Rafe Blackhorse is a former agent of a super secret government agency answerable only to the President. He quit after his wife and unborn child were killed as a result of a botched mission. Although he was a legend in his own time, he now relies on his low rent bounty hunting business to make a living.
Meg Kavanaugh, on the other hand, is a feisty cyber gnome working for the same agency. Her aspiration is to be a field agent. She has completed only one month of the arduous training courses, yet she is pursuing a deadly killer she unearthed through computer research. Her goal is to bring her brother’s killer to justice.
They first meet in a sleazy bar. Meg is with the contact she plans to take in and turn as a government witness. Rafe is there because someone has hired him to deliver the witness. All bets are off when a third party attempts to kill the witness.
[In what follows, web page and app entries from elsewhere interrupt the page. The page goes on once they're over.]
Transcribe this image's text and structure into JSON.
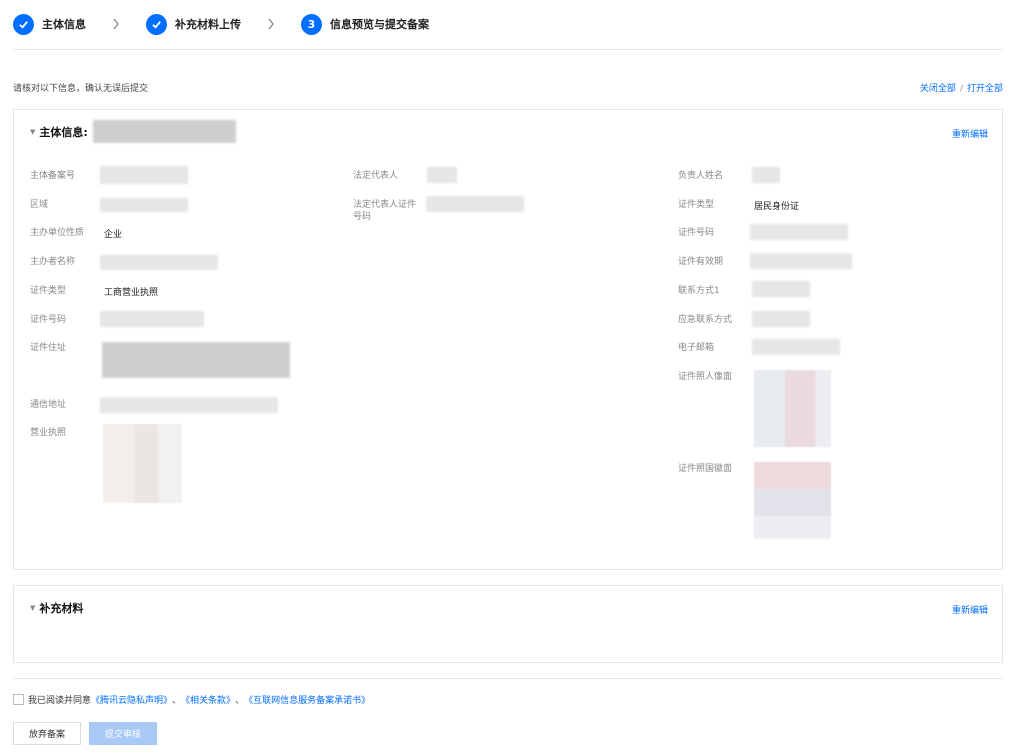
{
  "steps": [
    {
      "label": "主体信息",
      "state": "done"
    },
    {
      "label": "补充材料上传",
      "state": "done"
    },
    {
      "label": "信息预览与提交备案",
      "number": "3",
      "state": "active"
    }
  ],
  "notice": "请核对以下信息，确认无误后提交",
  "toggle": {
    "close_all": "关闭全部",
    "separator": "/",
    "open_all": "打开全部"
  },
  "main_panel": {
    "title": "主体信息:",
    "reedit": "重新编辑",
    "col1": {
      "record_no_label": "主体备案号",
      "region_label": "区域",
      "nature_label": "主办单位性质",
      "nature_value": "企业",
      "sponsor_name_label": "主办者名称",
      "cert_type_label": "证件类型",
      "cert_type_value": "工商营业执照",
      "cert_no_label": "证件号码",
      "cert_addr_label": "证件住址",
      "mail_addr_label": "通信地址",
      "license_label": "营业执照"
    },
    "col2": {
      "legal_rep_label": "法定代表人",
      "legal_rep_id_label": "法定代表人证件号码"
    },
    "col3": {
      "principal_label": "负责人姓名",
      "id_type_label": "证件类型",
      "id_type_value": "居民身份证",
      "id_no_label": "证件号码",
      "validity_label": "证件有效期",
      "contact1_label": "联系方式1",
      "emergency_label": "应急联系方式",
      "email_label": "电子邮箱",
      "front_photo_label": "证件照人像面",
      "back_photo_label": "证件照国徽面"
    }
  },
  "supp_panel": {
    "title": "补充材料",
    "reedit": "重新编辑"
  },
  "agreement": {
    "prefix": "我已阅读并同意",
    "link1": "《腾讯云隐私声明》",
    "sep1": "、",
    "link2": "《相关条款》",
    "sep2": "、",
    "link3": "《互联网信息服务备案承诺书》"
  },
  "buttons": {
    "abandon": "放弃备案",
    "submit": "提交审核"
  },
  "colors": {
    "accent": "#006eff",
    "disabled_button": "#a8c8f5"
  }
}
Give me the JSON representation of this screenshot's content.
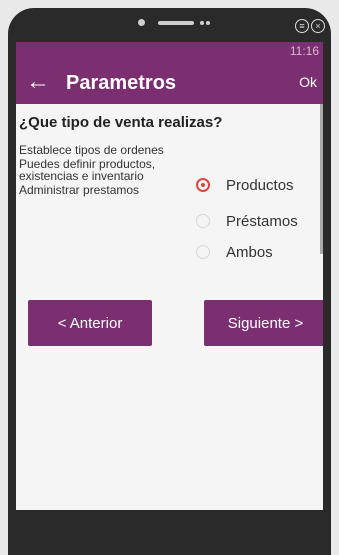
{
  "status": {
    "time": "11:16"
  },
  "appbar": {
    "back_icon": "←",
    "title": "Parametros",
    "ok_label": "Ok"
  },
  "question": "¿Que tipo de venta realizas?",
  "descriptions": [
    "Establece tipos de ordenes",
    "Puedes definir productos, existencias e inventario",
    "Administrar prestamos"
  ],
  "options": [
    {
      "label": "Productos",
      "selected": true
    },
    {
      "label": "Préstamos",
      "selected": false
    },
    {
      "label": "Ambos",
      "selected": false
    }
  ],
  "buttons": {
    "prev_label": "< Anterior",
    "next_label": "Siguiente >"
  },
  "colors": {
    "primary": "#7b2f70",
    "radio_selected": "#e0463c",
    "background": "#f5f5f5"
  }
}
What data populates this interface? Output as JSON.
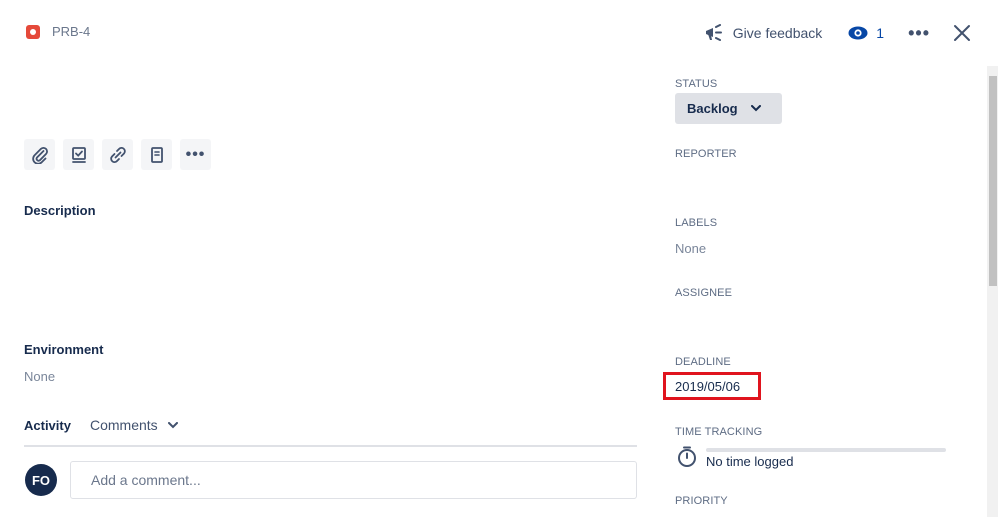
{
  "header": {
    "issue_key": "PRB-4",
    "feedback_label": "Give feedback",
    "watchers_count": "1"
  },
  "main": {
    "description_title": "Description",
    "environment_title": "Environment",
    "environment_value": "None",
    "activity_label": "Activity",
    "activity_filter": "Comments",
    "avatar_initials": "FO",
    "comment_placeholder": "Add a comment..."
  },
  "sidebar": {
    "status_label": "STATUS",
    "status_value": "Backlog",
    "reporter_label": "REPORTER",
    "labels_label": "LABELS",
    "labels_value": "None",
    "assignee_label": "ASSIGNEE",
    "deadline_label": "DEADLINE",
    "deadline_value": "2019/05/06",
    "time_tracking_label": "TIME TRACKING",
    "time_tracking_value": "No time logged",
    "time_tracking_progress": 0,
    "priority_label": "PRIORITY"
  },
  "icons": {
    "issue_type": "bug-icon",
    "feedback": "megaphone-icon",
    "watch": "eye-icon",
    "more": "more-icon",
    "close": "close-icon",
    "attach": "paperclip-icon",
    "subtask": "checkbox-icon",
    "link": "link-icon",
    "page": "document-icon",
    "clock": "stopwatch-icon"
  },
  "colors": {
    "bug": "#e5493a",
    "watch": "#0747a6",
    "highlight": "#e0141e",
    "progress": "#0065ff"
  }
}
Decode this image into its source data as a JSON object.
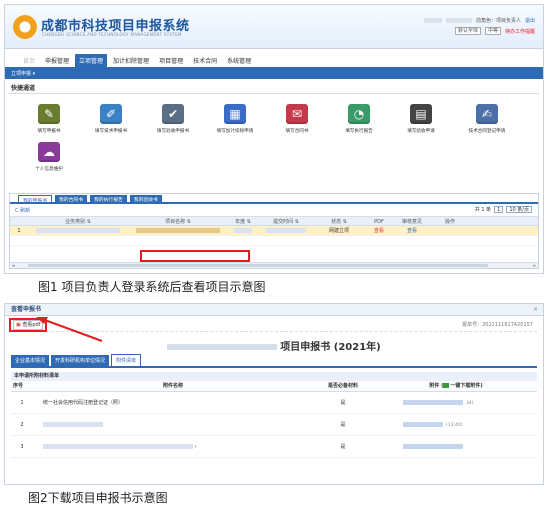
{
  "panel1": {
    "header": {
      "title": "成都市科技项目申报系统",
      "subtitle": "CHENGDU SCIENCE AND TECHNOLOGY MANAGEMENT SYSTEM",
      "role_text": "前角色：项目负责人",
      "logout": "退出",
      "pending_text": "待办工作提醒",
      "font_select": "中等",
      "normal_label": "默认字体"
    },
    "nav": {
      "tabs": [
        "首页",
        "申报管理",
        "立项管理",
        "加计扣除管理",
        "项目管理",
        "技术合同",
        "系统管理"
      ],
      "active_index": 2,
      "sub": "立项申报 ▾"
    },
    "quick": {
      "title": "快捷通道",
      "items": [
        {
          "label": "填写申报书",
          "icon": "pen-document-icon",
          "color": "#6a7d2f"
        },
        {
          "label": "填写技术申报书",
          "icon": "edit-form-icon",
          "color": "#3b82c4"
        },
        {
          "label": "填写验收申报书",
          "icon": "check-document-icon",
          "color": "#5a6e86"
        },
        {
          "label": "填写加计扣除申请",
          "icon": "calculator-icon",
          "color": "#3a6cc8"
        },
        {
          "label": "填写合同书",
          "icon": "contract-icon",
          "color": "#c43a4a"
        },
        {
          "label": "填写执行报告",
          "icon": "report-icon",
          "color": "#3a9a6a"
        },
        {
          "label": "填写验收申请",
          "icon": "notebook-icon",
          "color": "#444444"
        },
        {
          "label": "技术合同登记申请",
          "icon": "register-icon",
          "color": "#4c6fa8"
        },
        {
          "label": "个人信息维护",
          "icon": "profile-icon",
          "color": "#8a3a9a"
        }
      ]
    },
    "list": {
      "tabs": [
        "我的申报书",
        "我的合同书",
        "我的执行报告",
        "我的验收书"
      ],
      "active_index": 0,
      "refresh": "C 刷新",
      "pager": {
        "total": "共 1 条",
        "page": "1",
        "per_page": "10 条/页"
      },
      "columns": [
        "",
        "业务类别 ⇅",
        "项目名称 ⇅",
        "年度 ⇅",
        "提交时间 ⇅",
        "状态 ⇅",
        "PDF",
        "审核意见",
        "操作"
      ],
      "row": {
        "index": "1",
        "status": "网建立项",
        "pdf": "查看",
        "opinion": "查看"
      }
    },
    "caption": "图1 项目负责人登录系统后查看项目示意图"
  },
  "panel2": {
    "title": "查看申报书",
    "close": "×",
    "view_pdf": "查看pdf",
    "serial": "报单号：2022111617420157",
    "heading_suffix": "项目申报书 (2021年)",
    "tabs": [
      "企业基本情况",
      "开发科研机构单位情况",
      "附件清单"
    ],
    "active_tab": 2,
    "req_title": "本申请所附材料清单",
    "columns": {
      "no": "序号",
      "name": "附件名称",
      "required": "是否必备材料",
      "attach": "附件 (",
      "download_all": "一键下载附件",
      "attach_close": ")"
    },
    "rows": [
      {
        "no": "1",
        "name": "统一社会信用代码注册登记证（照）",
        "required": "是",
        "time": "34)"
      },
      {
        "no": "2",
        "name": "",
        "required": "是",
        "time": "(13:40)"
      },
      {
        "no": "3",
        "name": "",
        "required": "是",
        "time": ""
      }
    ],
    "caption": "图2下载项目申报书示意图"
  }
}
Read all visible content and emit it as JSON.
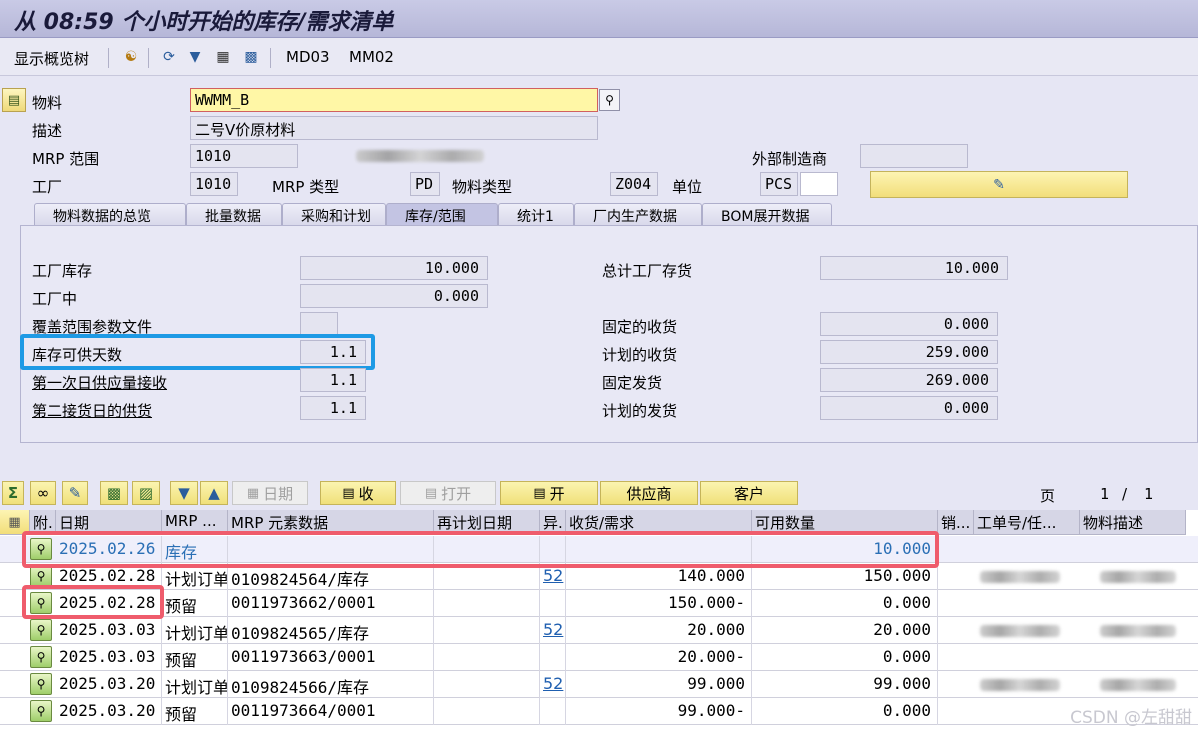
{
  "title": "从 08:59 个小时开始的库存/需求清单",
  "toolbar": {
    "show_tree": "显示概览树",
    "btn_md03": "MD03",
    "btn_mm02": "MM02"
  },
  "header": {
    "material_label": "物料",
    "material_value": "WWMM_B",
    "description_label": "描述",
    "description_value": "二号V价原材料",
    "mrp_area_label": "MRP 范围",
    "mrp_area_value": "1010",
    "external_mfr_label": "外部制造商",
    "plant_label": "工厂",
    "plant_value": "1010",
    "mrp_type_label": "MRP 类型",
    "mrp_type_value": "PD",
    "material_type_label": "物料类型",
    "material_type_value": "Z004",
    "unit_label": "单位",
    "unit_value": "PCS"
  },
  "tabs": [
    {
      "label": "物料数据的总览"
    },
    {
      "label": "批量数据"
    },
    {
      "label": "采购和计划"
    },
    {
      "label": "库存/范围"
    },
    {
      "label": "统计1"
    },
    {
      "label": "厂内生产数据"
    },
    {
      "label": "BOM展开数据"
    }
  ],
  "stock": {
    "plant_stock_label": "工厂库存",
    "plant_stock_value": "10.000",
    "in_plant_label": "工厂中",
    "in_plant_value": "0.000",
    "coverage_profile_label": "覆盖范围参数文件",
    "stock_days_label": "库存可供天数",
    "stock_days_value": "1.1",
    "first_receipt_label": "第一次日供应量接收",
    "first_receipt_value": "1.1",
    "second_receipt_label": "第二接货日的供货",
    "second_receipt_value": "1.1",
    "total_plant_stock_label": "总计工厂存货",
    "total_plant_stock_value": "10.000",
    "firm_receipts_label": "固定的收货",
    "firm_receipts_value": "0.000",
    "planned_receipts_label": "计划的收货",
    "planned_receipts_value": "259.000",
    "firm_issues_label": "固定发货",
    "firm_issues_value": "269.000",
    "planned_issues_label": "计划的发货",
    "planned_issues_value": "0.000"
  },
  "list_toolbar": {
    "date_btn": "日期",
    "receipt_btn": "收",
    "open_btn": "打开",
    "open2_btn": "开",
    "vendor_btn": "供应商",
    "customer_btn": "客户",
    "page_label": "页",
    "page_current": "1",
    "page_sep": "/",
    "page_total": "1"
  },
  "columns": {
    "attach": "附.",
    "date": "日期",
    "mrp_element": "MRP ...",
    "mrp_data": "MRP 元素数据",
    "reschedule": "再计划日期",
    "exception": "异.",
    "receipt_req": "收货/需求",
    "available": "可用数量",
    "sales": "销...",
    "order_no": "工单号/任...",
    "material_desc": "物料描述"
  },
  "rows": [
    {
      "date": "2025.02.26",
      "element": "库存",
      "data": "",
      "exception": "",
      "qty": "",
      "available": "10.000"
    },
    {
      "date": "2025.02.28",
      "element": "计划订单",
      "data": "0109824564/库存",
      "exception": "52",
      "qty": "140.000",
      "available": "150.000"
    },
    {
      "date": "2025.02.28",
      "element": "预留",
      "data": "0011973662/0001",
      "exception": "",
      "qty": "150.000-",
      "available": "0.000"
    },
    {
      "date": "2025.03.03",
      "element": "计划订单",
      "data": "0109824565/库存",
      "exception": "52",
      "qty": "20.000",
      "available": "20.000"
    },
    {
      "date": "2025.03.03",
      "element": "预留",
      "data": "0011973663/0001",
      "exception": "",
      "qty": "20.000-",
      "available": "0.000"
    },
    {
      "date": "2025.03.20",
      "element": "计划订单",
      "data": "0109824566/库存",
      "exception": "52",
      "qty": "99.000",
      "available": "99.000"
    },
    {
      "date": "2025.03.20",
      "element": "预留",
      "data": "0011973664/0001",
      "exception": "",
      "qty": "99.000-",
      "available": "0.000"
    }
  ],
  "watermark": "CSDN @左甜甜"
}
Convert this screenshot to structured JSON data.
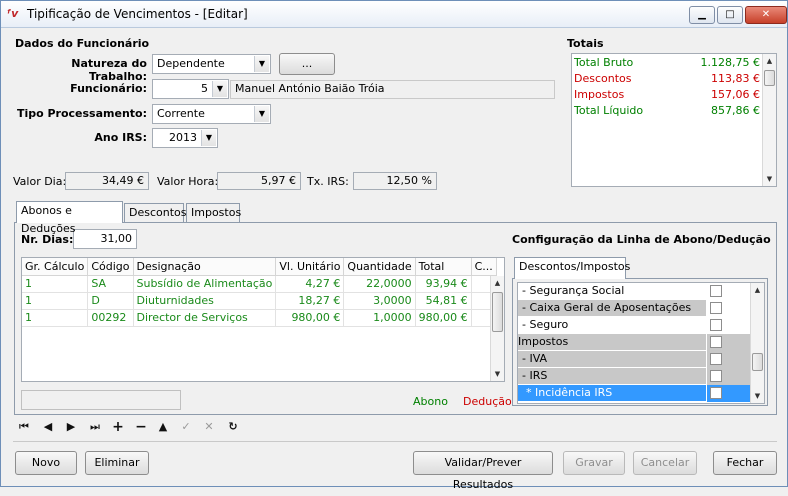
{
  "window": {
    "title": "Tipificação de Vencimentos - [Editar]",
    "app_icon": "fv-logo-icon",
    "controls": [
      "minimize-icon",
      "maximize-icon",
      "close-icon"
    ]
  },
  "employee": {
    "section_title": "Dados do Funcionário",
    "natureza_label": "Natureza do Trabalho:",
    "natureza_value": "Dependente",
    "ellipsis_label": "...",
    "funcionario_label": "Funcionário:",
    "funcionario_value": "5",
    "funcionario_name": "Manuel António Baião Tróia",
    "tipo_label": "Tipo Processamento:",
    "tipo_value": "Corrente",
    "ano_label": "Ano IRS:",
    "ano_value": "2013"
  },
  "rates": {
    "valor_dia_label": "Valor Dia:",
    "valor_dia": "34,49 €",
    "valor_hora_label": "Valor Hora:",
    "valor_hora": "5,97 €",
    "tx_irs_label": "Tx. IRS:",
    "tx_irs": "12,50 %"
  },
  "totals": {
    "title": "Totais",
    "rows": [
      {
        "label": "Total Bruto",
        "value": "1.128,75 €",
        "color": "#008000"
      },
      {
        "label": "Descontos",
        "value": "113,83 €",
        "color": "#cc0000"
      },
      {
        "label": "Impostos",
        "value": "157,06 €",
        "color": "#cc0000"
      },
      {
        "label": "Total Líquido",
        "value": "857,86 €",
        "color": "#008000"
      }
    ]
  },
  "tabs": {
    "items": [
      "Abonos e Deduções",
      "Descontos",
      "Impostos"
    ],
    "active": "Abonos e Deduções"
  },
  "abonos": {
    "nr_dias_label": "Nr. Dias:",
    "nr_dias": "31,00",
    "columns": [
      "Gr. Cálculo",
      "Código",
      "Designação",
      "Vl. Unitário",
      "Quantidade",
      "Total",
      "C..."
    ],
    "rows": [
      [
        "1",
        "SA",
        "Subsídio de Alimentação",
        "4,27 €",
        "22,0000",
        "93,94 €",
        ""
      ],
      [
        "1",
        "D",
        "Diuturnidades",
        "18,27 €",
        "3,0000",
        "54,81 €",
        ""
      ],
      [
        "1",
        "00292",
        "Director de Serviços",
        "980,00 €",
        "1,0000",
        "980,00 €",
        ""
      ]
    ],
    "legend_abono": "Abono",
    "legend_deducao": "Dedução",
    "legend_abono_color": "#008000",
    "legend_deducao_color": "#cc0000"
  },
  "config": {
    "title": "Configuração da Linha de Abono/Dedução",
    "tab": "Descontos/Impostos",
    "rows": [
      {
        "label": "- Segurança Social",
        "style": "normal"
      },
      {
        "label": "- Caixa Geral de Aposentações",
        "style": "shaded"
      },
      {
        "label": "- Seguro",
        "style": "normal"
      },
      {
        "label": "Impostos",
        "style": "shaded"
      },
      {
        "label": "- IVA",
        "style": "shaded"
      },
      {
        "label": "- IRS",
        "style": "shaded"
      },
      {
        "label": "* Incidência IRS",
        "style": "selected"
      }
    ]
  },
  "navigator": {
    "icons": [
      "first-record-icon",
      "prev-record-icon",
      "next-record-icon",
      "last-record-icon",
      "insert-icon",
      "delete-icon",
      "edit-icon",
      "post-icon",
      "cancel-icon",
      "refresh-icon"
    ]
  },
  "buttons": {
    "novo": "Novo",
    "eliminar": "Eliminar",
    "validar": "Validar/Prever Resultados",
    "gravar": "Gravar",
    "cancelar": "Cancelar",
    "fechar": "Fechar"
  }
}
Fast forward…Rafe is on his lonely mountain, grieving for his wife and estranged from his family, when his old boss appears. Since Rafe blames him for his wife’s death, it is not a friendly meeting. Rafe does learn that Meg is missing and the agency is looking for her.
Meg shows up amidst people shooting at her, and later at both of them. She claims to have found a link between her brother’s death and Rafe’s wife’s death. There is an instant attraction between Rafe, who is sensitive about his Native American heritage, and Irish Meg. There is an unexpected injection of humor during these parts that is very well done.
Rafe’s personality is defined by his thought processes, while Meg’s personality s defined by her impulsive, nonstop actions. When the point of view shifts, it is sometimes jarring to flip between these diverse mindsets. In addition, the plot is complicated enough without adding Rafe’s family conflicts. There were not enough pages in the book for the author to realistically resolve them all.
The most forceful part of the book is the steamy romance. Although there are far too many issues and not enough time to cover them, the love story didn’t suffer from all these conflicts.
If you have never read Naomi Horton, my suggestion is to start with Wild Blood, the first book in this series. It is a far better indication of the author’s talent.